[Collected data entries]
──────

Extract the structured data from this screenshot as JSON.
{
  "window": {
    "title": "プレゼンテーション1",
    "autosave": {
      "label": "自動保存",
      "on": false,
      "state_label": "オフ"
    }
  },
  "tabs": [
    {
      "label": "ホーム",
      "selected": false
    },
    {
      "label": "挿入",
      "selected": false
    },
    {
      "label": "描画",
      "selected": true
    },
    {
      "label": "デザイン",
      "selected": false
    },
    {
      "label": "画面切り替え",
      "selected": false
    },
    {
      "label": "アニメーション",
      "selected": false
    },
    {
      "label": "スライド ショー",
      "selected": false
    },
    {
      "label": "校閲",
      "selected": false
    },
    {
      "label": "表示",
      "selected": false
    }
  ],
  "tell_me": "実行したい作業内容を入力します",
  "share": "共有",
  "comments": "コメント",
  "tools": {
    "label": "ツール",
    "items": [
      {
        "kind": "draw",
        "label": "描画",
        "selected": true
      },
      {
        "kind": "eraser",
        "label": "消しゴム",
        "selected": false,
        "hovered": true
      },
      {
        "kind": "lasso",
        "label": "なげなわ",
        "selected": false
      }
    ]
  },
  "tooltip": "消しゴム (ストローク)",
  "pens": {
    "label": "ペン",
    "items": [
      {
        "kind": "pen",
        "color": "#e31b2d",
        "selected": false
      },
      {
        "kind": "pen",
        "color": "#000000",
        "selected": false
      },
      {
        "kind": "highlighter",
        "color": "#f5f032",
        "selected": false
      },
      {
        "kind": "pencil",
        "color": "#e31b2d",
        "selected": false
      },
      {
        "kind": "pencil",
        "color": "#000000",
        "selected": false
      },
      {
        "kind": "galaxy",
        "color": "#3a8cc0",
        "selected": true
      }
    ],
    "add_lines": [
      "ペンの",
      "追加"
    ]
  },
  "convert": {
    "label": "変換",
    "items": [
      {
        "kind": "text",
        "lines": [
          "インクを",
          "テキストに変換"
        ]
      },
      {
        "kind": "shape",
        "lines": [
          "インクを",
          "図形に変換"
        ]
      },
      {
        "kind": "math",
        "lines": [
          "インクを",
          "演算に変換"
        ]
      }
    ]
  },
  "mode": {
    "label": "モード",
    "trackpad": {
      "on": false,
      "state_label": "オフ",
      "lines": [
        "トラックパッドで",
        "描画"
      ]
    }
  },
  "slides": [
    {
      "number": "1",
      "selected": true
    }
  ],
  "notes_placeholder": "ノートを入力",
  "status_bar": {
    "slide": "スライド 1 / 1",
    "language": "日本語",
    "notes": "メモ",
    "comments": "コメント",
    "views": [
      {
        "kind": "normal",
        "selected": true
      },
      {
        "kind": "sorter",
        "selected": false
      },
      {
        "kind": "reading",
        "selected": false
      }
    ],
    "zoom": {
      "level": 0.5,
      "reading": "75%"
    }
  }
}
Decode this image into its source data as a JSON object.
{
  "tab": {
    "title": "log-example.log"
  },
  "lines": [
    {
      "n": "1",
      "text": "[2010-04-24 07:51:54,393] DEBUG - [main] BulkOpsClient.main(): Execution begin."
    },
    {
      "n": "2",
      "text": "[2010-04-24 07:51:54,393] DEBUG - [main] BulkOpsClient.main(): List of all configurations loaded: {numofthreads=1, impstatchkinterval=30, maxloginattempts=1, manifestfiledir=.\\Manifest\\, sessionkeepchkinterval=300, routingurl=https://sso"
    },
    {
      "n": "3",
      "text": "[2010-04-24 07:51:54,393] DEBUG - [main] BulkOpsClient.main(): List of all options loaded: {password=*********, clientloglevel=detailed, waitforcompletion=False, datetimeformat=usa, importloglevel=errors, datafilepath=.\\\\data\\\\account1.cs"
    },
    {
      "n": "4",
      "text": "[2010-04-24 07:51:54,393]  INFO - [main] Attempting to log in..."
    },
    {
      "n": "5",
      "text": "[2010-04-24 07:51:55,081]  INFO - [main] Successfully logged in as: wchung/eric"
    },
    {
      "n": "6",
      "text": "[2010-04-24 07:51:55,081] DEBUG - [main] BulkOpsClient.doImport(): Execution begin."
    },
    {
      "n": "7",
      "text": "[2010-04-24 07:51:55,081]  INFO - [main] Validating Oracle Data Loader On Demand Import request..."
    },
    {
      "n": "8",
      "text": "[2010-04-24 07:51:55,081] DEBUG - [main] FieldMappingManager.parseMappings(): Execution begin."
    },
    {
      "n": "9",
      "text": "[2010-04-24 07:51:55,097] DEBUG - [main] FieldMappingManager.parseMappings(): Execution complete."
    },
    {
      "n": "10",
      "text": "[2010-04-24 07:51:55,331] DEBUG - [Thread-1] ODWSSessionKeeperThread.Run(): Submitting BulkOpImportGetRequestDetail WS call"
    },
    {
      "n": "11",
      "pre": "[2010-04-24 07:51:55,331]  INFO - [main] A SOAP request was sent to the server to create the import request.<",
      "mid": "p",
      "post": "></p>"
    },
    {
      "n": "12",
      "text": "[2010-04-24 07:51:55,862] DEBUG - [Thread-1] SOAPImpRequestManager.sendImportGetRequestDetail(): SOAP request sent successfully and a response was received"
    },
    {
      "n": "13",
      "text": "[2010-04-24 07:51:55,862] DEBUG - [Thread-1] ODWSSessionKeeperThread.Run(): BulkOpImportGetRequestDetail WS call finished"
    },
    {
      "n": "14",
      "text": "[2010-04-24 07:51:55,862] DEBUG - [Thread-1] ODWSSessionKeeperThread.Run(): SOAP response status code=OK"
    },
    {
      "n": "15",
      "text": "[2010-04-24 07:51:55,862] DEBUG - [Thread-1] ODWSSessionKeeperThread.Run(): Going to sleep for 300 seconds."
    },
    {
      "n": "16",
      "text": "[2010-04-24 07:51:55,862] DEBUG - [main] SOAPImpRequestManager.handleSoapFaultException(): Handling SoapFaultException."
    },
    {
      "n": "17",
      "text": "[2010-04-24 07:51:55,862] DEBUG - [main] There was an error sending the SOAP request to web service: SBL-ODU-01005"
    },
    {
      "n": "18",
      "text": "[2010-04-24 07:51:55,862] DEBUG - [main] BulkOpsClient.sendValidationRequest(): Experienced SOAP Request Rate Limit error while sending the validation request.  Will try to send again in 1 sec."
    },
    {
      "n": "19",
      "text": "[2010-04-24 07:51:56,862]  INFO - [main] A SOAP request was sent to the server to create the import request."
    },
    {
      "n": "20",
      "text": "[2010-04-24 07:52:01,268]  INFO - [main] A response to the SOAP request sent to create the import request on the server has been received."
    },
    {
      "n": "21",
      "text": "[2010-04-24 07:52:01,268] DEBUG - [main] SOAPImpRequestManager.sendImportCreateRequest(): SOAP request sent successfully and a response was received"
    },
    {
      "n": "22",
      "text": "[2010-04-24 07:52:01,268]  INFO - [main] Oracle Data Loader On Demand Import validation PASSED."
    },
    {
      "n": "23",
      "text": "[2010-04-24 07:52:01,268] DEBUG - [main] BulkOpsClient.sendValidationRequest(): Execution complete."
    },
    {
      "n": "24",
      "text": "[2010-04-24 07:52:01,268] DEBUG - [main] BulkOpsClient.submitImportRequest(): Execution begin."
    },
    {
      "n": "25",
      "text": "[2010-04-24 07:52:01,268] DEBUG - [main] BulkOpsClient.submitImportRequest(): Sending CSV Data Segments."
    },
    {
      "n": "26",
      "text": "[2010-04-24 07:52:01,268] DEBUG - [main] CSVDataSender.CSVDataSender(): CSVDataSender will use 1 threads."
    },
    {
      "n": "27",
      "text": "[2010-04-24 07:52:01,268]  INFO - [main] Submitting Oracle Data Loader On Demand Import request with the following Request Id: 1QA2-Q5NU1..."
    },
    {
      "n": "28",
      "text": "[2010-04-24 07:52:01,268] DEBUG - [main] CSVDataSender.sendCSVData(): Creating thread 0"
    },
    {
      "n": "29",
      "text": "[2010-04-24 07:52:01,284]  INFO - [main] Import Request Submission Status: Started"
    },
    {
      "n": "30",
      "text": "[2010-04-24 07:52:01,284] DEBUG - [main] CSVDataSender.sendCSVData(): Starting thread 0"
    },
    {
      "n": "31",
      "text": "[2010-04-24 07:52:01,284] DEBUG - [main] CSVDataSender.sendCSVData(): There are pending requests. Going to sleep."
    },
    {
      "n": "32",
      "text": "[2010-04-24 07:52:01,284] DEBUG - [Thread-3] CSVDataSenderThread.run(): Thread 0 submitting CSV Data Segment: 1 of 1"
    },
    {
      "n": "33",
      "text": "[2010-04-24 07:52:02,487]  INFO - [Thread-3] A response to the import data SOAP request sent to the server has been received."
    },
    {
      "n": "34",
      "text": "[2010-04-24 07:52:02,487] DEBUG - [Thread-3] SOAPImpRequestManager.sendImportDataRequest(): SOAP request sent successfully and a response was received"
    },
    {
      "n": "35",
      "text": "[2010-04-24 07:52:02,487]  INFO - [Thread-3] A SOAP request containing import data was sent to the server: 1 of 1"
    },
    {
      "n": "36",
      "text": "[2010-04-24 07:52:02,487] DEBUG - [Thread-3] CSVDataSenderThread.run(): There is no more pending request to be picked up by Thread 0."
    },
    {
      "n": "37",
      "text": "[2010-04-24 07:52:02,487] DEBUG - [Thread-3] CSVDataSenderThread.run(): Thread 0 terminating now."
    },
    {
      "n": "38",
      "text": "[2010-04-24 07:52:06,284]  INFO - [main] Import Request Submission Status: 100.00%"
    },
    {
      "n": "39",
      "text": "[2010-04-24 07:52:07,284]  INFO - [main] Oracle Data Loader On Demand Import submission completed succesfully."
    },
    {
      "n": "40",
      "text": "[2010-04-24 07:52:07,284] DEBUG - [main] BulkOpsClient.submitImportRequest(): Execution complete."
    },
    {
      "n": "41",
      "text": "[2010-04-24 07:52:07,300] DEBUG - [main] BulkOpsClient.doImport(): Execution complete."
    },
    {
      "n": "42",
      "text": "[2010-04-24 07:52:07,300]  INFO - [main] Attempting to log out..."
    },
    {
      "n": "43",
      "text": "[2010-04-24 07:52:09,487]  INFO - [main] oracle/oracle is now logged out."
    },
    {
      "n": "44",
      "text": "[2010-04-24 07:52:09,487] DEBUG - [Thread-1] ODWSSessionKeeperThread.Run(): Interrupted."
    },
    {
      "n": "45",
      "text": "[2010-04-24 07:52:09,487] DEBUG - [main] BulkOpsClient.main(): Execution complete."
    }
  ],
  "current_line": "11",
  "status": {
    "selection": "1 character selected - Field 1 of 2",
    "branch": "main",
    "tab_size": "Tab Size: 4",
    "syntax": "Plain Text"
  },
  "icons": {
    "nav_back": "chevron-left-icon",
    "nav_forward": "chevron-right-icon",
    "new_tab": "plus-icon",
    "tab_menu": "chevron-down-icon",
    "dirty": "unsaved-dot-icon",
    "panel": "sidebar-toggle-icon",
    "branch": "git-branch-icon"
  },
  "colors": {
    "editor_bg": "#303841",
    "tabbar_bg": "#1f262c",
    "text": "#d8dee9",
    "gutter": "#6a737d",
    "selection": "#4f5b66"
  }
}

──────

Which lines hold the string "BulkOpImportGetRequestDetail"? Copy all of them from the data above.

→ **Final answer**:
      "text": "[2010-04-24 07:51:55,331] DEBUG - [Thread-1] ODWSSessionKeeperThread.Run(): Submitting BulkOpImportGetRequestDetail WS call"
      "text": "[2010-04-24 07:51:55,862] DEBUG - [Thread-1] ODWSSessionKeeperThread.Run(): BulkOpImportGetRequestDetail WS call finished"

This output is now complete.